When Mark and Sarah Dodson launched their restaurant, the Mason's Arms, in Knowstone last June, they were very clear what they wanted for their wine list. Individual wines with character or ones, to use Mark's words, that were "not just run-of-the-mill".
The other rule that they gave themselves was to make sure that there was a good representation of wines across the price levels. Being an inn as well as a restaurant, the Mason's Arms needs to please every pocket. "People come in wanting anything from two soups and a pint of beer, to three courses plus cheese with a bottle of Krug Champagne," says Mark (and, yes, they have just started listing a Krug).
He continues: "There's no average day here - but people get happy on simple things, and it's important for us to have all those things on offer so that we please whoever walks through the door."
The wine list that the Dodsons offered when they first opened for business was 20-strong, and over the past 10 months they have upped it to 37 bins, an increase of roughly two-thirds. Some of the newer listings have come out of suggestions by their three wine suppliers - Amphora Wines, Lay & Wheeler, and Coad Wines - and some from customer demand, the Krug being a prime example.
"We've got a Reynier as our house Champagne, and a Taittinger and Louis Roederer, but a few people asked if we had anything bigger - like Krug. So we've got a Krug Grande Cuvée (£125) now. It's been on a month and we've sold two. If I sell one a fortnight, I'll be very happy."

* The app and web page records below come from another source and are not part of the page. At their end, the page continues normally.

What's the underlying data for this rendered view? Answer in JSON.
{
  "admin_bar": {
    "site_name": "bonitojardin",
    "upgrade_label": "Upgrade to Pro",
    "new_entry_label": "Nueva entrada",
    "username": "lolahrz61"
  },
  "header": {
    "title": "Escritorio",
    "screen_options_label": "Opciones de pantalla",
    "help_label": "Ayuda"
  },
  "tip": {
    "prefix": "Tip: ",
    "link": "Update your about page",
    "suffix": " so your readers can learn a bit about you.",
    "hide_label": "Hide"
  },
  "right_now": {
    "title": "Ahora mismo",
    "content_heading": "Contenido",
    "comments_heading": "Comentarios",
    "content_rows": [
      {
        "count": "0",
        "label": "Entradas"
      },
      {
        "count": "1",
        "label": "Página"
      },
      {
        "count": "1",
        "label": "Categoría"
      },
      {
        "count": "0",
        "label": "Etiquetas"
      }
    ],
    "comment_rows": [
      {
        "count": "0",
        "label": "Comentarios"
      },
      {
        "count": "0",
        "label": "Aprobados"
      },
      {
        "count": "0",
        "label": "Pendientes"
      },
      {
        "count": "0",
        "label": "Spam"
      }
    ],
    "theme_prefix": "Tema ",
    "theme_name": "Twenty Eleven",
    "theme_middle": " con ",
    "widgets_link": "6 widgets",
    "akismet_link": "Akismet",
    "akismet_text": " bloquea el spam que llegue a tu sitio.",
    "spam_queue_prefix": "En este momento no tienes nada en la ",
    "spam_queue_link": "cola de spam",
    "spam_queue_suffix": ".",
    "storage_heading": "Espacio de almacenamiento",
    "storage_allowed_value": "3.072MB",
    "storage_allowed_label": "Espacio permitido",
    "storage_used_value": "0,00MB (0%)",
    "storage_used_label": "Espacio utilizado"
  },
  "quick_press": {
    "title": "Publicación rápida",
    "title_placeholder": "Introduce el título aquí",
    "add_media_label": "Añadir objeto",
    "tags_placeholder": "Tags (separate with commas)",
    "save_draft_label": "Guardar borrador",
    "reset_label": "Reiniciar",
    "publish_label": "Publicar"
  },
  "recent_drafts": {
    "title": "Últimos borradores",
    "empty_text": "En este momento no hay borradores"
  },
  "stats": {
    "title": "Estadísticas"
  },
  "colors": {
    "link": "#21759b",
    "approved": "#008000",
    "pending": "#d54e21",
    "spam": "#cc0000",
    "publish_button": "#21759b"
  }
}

One of the things that Mark and Sarah actively sought to do with the Mason's list was to include an informed choice of New World options. Mark's own knowledge is rooted in French wine, the result of more than a decade spent as head chef at Michel Roux's Waterside Inn in Bray. "Down here, you can't get away with too much French wine on the list, and I've enjoyed broadening my knowledge," admits Mark, "especially about New Zealand Sauvignon Blanc."
In fact, one the best-selling wines at the moment is a 2004 Stone Creek, Marlborough Sauvignon Blanc (£28.50). It's weighty enough to stand up to the new-season lamb that's currently coming on the market, while also being a good match for fish.
Another New World white that has scored well with customers is a Tin Hat Sémillon/Chardonnay from south-east Australia (£15.50). "That's brilliant. You can drink that for fun," is Mark's verdict. Among the reds, a 2001 Sebastiani Zinfandel from Sonoma (£22) has gone down well.
In total there are six New World wines on the list. The other 30 (including five house wines priced between £14.50 and £16.50) hail from the Old World, with representatives from France, Italy and Spain - a 2001 Rioja "Vina Amezola" Crianza, Amezola de la Mora (£26.50) and a 2004 Chablis, Domaine Sainte Claire,
Jean-Marc Brocard (£25) proving to be the most popular.
Strangely enough, offering five or six wines by the glass hasn't so far been as much of a winner as the couple anticipated. Between eight and 12 glasses are sold over an average week at the moment, but that could change as the summer gets under way and the Mason's Arms opens up its patio area for dining. Part of the problem is that people who are not eating in the restaurant opt for a more traditional pint of beer, ale or cider in the inn's bar.
"They go, ‘What a lovely pub, what have you got on draught?'" says Mark. And the answer to that question is that, as with the wine list, the Dodsons have opted to stock draughts of character: Cotleigh Tawny Bitter, from just across the border in Somerset, at £2.30 a pint - "what I'd call a session beer; it'll keep you going all evening without disastrous effect" - and Poundhouse Cider (£2.50) from Winkleigh in Devon.
As with the wine list, the Dodsons are always happy to react to customer demand as far as stocking the bar is concerned. They are thinking, for instance, of broadening their whisky range - the biggest seller currently among the 10 malts on show is Lagavulin at £3.80 a shot. And on the list, reacting to a drop in demand for big Burgundies linked to the dropping of butch winter game and beef dishes from the menu, a Fleurie is set to shunt a 2003 Gigondas Les Pallières, Brunier Fils into the sidings.
"So many businesses go wrong when the chef thinks he knows better than the customers. What suits the guests, suits us," reaffirms Mark.
The story so far
- The property: Mason's Arms, Knowstone, Devon
- Bought: 21 June 2005
- Owners: Mark and Sarah Dodson
- Purchase price: "close to" £695,000
- What is it? 13th-century inn with small bar and lounge, 18-seat restaurant
- Accolades: one Michelin star January 2006; Egon Ronay Restaurant and Gastropub Guide, one star; rave review by Jan Moir in Daily Telegraph, 30 June 2005
- March turnover: £22,000 gross
- Target annual turnover: £275,000 gross